‘I’ll be back as soon as I have found them.’ Standing in the doorway she smiled at him.
‘I really do believe this is going to work. In fact, I think it’s working already. Just keep thinking about the music you want to hear and then perhaps tomorrow you’ll be able to see a little of Paris before we go home,’ and turning she pulled the door to and was gone.

Advertisements
Standard
fiction

VANISHING ACT

chris-r-0906 Image by Christine Renney

In the early morning I cannot find myself. Stalled in front of the bathroom mirror I lean in close but I am not there. At first it was for seconds but now it is minutes. How many? I do not know. Twenty? Thirty? More? And when at last I do begin to reappear my reflection is blurred and hazy and, razor at the ready, I am forced to wait until once again I am clearly defined. I could of course dispense with the mirror but I am not yet prepared to do that.

In the beginning it really was not very elaborate.

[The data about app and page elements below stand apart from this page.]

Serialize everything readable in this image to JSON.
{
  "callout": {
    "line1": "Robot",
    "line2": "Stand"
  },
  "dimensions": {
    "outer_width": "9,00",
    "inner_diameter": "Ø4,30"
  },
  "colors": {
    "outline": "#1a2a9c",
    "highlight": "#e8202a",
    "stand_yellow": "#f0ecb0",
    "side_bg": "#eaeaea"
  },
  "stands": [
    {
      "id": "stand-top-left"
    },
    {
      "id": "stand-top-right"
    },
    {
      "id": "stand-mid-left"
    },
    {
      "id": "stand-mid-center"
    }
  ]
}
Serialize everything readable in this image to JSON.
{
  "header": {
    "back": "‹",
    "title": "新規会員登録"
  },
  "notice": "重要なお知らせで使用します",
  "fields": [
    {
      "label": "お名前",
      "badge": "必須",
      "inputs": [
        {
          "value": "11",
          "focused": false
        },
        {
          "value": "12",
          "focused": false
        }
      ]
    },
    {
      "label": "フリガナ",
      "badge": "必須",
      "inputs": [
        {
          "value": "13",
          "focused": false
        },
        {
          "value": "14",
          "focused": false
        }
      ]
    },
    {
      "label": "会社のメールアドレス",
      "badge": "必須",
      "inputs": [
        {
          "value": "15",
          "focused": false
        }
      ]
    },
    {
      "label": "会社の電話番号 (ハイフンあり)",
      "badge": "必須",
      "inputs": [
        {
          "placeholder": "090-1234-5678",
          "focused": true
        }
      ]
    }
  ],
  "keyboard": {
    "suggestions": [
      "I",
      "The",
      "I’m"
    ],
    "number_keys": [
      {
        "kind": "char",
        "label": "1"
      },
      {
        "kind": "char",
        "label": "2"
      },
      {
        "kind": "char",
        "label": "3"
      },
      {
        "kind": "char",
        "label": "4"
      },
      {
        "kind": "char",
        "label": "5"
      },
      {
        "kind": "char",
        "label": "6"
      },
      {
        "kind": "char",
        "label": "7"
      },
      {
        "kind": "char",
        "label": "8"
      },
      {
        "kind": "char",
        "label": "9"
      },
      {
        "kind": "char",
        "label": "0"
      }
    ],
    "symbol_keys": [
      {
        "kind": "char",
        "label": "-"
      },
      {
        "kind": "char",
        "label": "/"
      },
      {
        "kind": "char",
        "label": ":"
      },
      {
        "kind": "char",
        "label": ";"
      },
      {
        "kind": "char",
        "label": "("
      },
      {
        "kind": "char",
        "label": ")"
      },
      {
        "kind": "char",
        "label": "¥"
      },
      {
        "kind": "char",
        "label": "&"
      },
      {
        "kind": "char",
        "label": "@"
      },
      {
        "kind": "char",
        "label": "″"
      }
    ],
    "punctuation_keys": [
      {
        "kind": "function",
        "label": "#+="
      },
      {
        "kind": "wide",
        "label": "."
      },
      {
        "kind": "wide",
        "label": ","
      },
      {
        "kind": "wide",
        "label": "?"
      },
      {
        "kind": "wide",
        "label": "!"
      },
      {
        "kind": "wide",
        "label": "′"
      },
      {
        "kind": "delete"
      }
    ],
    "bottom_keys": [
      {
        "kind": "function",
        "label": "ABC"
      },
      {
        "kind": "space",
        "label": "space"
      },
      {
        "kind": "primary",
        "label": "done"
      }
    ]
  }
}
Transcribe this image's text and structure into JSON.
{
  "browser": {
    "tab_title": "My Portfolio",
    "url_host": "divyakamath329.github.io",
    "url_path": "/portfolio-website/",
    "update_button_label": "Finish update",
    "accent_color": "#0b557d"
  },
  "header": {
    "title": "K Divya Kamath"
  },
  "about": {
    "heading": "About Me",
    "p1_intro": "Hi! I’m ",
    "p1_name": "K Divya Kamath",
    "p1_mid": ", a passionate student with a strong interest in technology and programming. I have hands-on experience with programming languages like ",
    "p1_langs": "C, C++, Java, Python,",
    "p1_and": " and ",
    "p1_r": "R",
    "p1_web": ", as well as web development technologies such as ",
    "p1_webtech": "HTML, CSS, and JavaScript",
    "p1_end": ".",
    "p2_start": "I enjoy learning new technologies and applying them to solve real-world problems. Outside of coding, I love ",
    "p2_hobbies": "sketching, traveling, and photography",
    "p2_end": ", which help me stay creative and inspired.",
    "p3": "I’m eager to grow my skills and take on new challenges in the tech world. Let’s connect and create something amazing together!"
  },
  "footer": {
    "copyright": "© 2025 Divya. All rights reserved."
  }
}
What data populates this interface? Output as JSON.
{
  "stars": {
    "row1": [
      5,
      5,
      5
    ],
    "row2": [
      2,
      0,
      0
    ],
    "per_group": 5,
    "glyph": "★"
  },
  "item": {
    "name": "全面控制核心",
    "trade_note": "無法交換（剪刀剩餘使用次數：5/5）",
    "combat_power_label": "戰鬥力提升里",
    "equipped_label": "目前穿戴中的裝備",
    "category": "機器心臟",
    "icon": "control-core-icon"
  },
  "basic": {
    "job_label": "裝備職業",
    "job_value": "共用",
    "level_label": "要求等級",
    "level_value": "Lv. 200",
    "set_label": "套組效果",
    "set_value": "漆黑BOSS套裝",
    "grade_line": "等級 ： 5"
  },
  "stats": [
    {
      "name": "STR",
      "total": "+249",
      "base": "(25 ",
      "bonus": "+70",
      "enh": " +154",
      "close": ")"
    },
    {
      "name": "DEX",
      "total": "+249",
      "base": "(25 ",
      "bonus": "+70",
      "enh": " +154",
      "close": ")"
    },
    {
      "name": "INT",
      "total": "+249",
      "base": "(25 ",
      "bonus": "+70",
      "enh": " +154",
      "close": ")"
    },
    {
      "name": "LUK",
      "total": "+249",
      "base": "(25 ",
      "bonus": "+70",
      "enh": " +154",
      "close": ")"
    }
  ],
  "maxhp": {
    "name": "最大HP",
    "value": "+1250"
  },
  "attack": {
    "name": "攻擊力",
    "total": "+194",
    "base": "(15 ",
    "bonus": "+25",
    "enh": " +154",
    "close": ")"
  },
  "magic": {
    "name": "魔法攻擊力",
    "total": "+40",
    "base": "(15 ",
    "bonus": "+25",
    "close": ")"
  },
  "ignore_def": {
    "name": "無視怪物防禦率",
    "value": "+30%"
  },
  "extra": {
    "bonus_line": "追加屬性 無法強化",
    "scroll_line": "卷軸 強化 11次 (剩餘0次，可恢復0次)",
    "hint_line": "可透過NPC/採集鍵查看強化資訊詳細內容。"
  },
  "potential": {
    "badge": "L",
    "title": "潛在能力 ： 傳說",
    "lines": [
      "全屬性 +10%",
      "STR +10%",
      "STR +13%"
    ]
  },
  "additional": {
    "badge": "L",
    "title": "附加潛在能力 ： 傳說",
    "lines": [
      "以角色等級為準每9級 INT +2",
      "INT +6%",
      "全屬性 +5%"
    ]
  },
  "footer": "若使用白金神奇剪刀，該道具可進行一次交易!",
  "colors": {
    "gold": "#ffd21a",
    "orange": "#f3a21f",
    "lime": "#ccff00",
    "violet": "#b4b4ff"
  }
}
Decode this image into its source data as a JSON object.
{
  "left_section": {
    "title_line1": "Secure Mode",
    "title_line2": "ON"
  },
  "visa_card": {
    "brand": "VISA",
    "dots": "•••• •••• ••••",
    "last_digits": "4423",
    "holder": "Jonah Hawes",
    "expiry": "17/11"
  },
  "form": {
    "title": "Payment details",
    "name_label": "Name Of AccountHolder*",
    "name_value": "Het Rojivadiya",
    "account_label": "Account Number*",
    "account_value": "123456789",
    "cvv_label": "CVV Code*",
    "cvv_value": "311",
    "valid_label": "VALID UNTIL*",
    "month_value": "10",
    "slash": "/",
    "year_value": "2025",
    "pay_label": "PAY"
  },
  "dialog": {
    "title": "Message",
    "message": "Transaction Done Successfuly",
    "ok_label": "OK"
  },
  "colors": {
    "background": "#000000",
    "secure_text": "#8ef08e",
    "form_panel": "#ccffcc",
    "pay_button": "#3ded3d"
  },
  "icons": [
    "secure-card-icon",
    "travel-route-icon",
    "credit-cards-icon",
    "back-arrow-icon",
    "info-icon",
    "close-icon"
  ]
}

I would find myself on the edge of a group, nodding along because I wanted to fit in and it was so much easier and I always sided with the majority. Each morning before work I studied the newspaper, particularly the sports section and the previous night’s television reviews in preparation. It really was very subtle and I did not consider myself to be lying at all. Although I did not watch the reality shows and soap operas, I kept abreast of the latest exploits and was able to join in. And despite my disinterest in football I followed the sport vehemently from afar and managed, without watching, to convince. I feigned enthusiasm for a chosen side and impressed with insightful comment and impassioned opinion. But of course, it did not stop there. It was not long before I was unable to deny the lies. In fact, I had started to research in order to add gravitas to my tall tales. Gradually, it became very complicated and all consuming and had I wanted to watch the football and the soap operas I simply would not have had the time.

Determined to control the lies I worked diligently in my spare time. My chief preoccupation was travel; the places people visit, holiday destinations. I professed to have been everywhere or at least wherever my colleagues mentioned. The places where they had already been or intended and planned to go. I offered advice and suggested itineraries, even restaurants, painstakingly unearthing the tiniest detail to ensure that my lies appeared authentic and were infallible. When my colleagues returned, and having acted on my advice, they shared their experiences of a particular excursion, museum, art gallery I had recommended or simply commented on a local dish I had mentioned, it all seemed worthwhile and I would feel warm inside. I relished the elation and it was good. I was sharing, involving myself with others and how could that not be positive?

I am changing, beginning to look older but it is more than that. I first noticed this in the mornings whilst shaving. I struggled for an analogy, a way in which to define it. The best I could manage was watching a film and not recognising the actor but knowing I had seen him countless times before, although I did not fully realise this until midway through. I would lean in close and study my reflection until I became so tense my every muscle locked and I was unable to move. I was concerned that I was stretching the truth too much and too far and that I risked discovery. But I could not resist a new destination and I added constantly to my repertoire of the most frequently visited of places. I began to keep a ledger, a journal of sorts, a record of my bogus travels. I compiled a list of dates for each and every visit and their duration. This included nine months backpacking in Australia with a friend from university, plus four months on trains with a girlfriend, travelling across Europe. I have even allocated time slots and gathered information on places I have not yet had occasion to use. I read the guides and the literature and I scour the internet for photographs and anecdotes that I might use.

My determination and diligence is rewarded and the feedback from my colleagues continues. I have no reason to believe they suspect and yet each morning, in front of the mirror, I am forced to linger for longer and longer.

Standard